Which lines in the data below contain the word "Tablet"? Copy each of them.

§ **Data shown**:
---
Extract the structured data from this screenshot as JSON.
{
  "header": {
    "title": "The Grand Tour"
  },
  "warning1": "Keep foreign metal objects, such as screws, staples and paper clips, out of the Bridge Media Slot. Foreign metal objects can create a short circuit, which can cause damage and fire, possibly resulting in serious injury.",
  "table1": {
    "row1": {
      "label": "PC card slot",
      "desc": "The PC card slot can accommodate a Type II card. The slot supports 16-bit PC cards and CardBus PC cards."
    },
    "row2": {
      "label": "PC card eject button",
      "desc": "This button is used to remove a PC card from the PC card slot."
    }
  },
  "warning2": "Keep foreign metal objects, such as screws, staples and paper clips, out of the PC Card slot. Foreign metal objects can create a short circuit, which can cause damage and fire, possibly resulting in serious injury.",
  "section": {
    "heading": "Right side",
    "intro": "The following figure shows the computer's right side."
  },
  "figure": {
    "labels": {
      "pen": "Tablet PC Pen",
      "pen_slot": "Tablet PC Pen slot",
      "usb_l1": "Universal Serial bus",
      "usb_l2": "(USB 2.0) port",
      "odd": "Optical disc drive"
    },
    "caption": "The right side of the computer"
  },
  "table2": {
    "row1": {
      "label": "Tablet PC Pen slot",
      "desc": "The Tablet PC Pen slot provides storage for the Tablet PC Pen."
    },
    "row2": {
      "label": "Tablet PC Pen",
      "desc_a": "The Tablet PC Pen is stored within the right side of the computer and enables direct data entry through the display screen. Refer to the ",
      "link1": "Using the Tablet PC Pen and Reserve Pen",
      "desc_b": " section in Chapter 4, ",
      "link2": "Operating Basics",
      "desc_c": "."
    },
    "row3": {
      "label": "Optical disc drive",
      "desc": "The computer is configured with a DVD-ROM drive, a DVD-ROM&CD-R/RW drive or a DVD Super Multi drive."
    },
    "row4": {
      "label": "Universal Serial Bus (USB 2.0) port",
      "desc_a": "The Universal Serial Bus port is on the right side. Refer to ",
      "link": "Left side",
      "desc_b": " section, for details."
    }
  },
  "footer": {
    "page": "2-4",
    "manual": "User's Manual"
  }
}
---
§ **Solution to the problem**:
      "pen": "Tablet PC Pen",
      "pen_slot": "Tablet PC Pen slot",
      "label": "Tablet PC Pen slot",
      "desc": "The Tablet PC Pen slot provides storage for the Tablet PC Pen."
      "label": "Tablet PC Pen",
      "desc_a": "The Tablet PC Pen is stored within the right side of the computer and enables direct data entry through the display screen. Refer to the ",
      "link1": "Using the Tablet PC Pen and Reserve Pen",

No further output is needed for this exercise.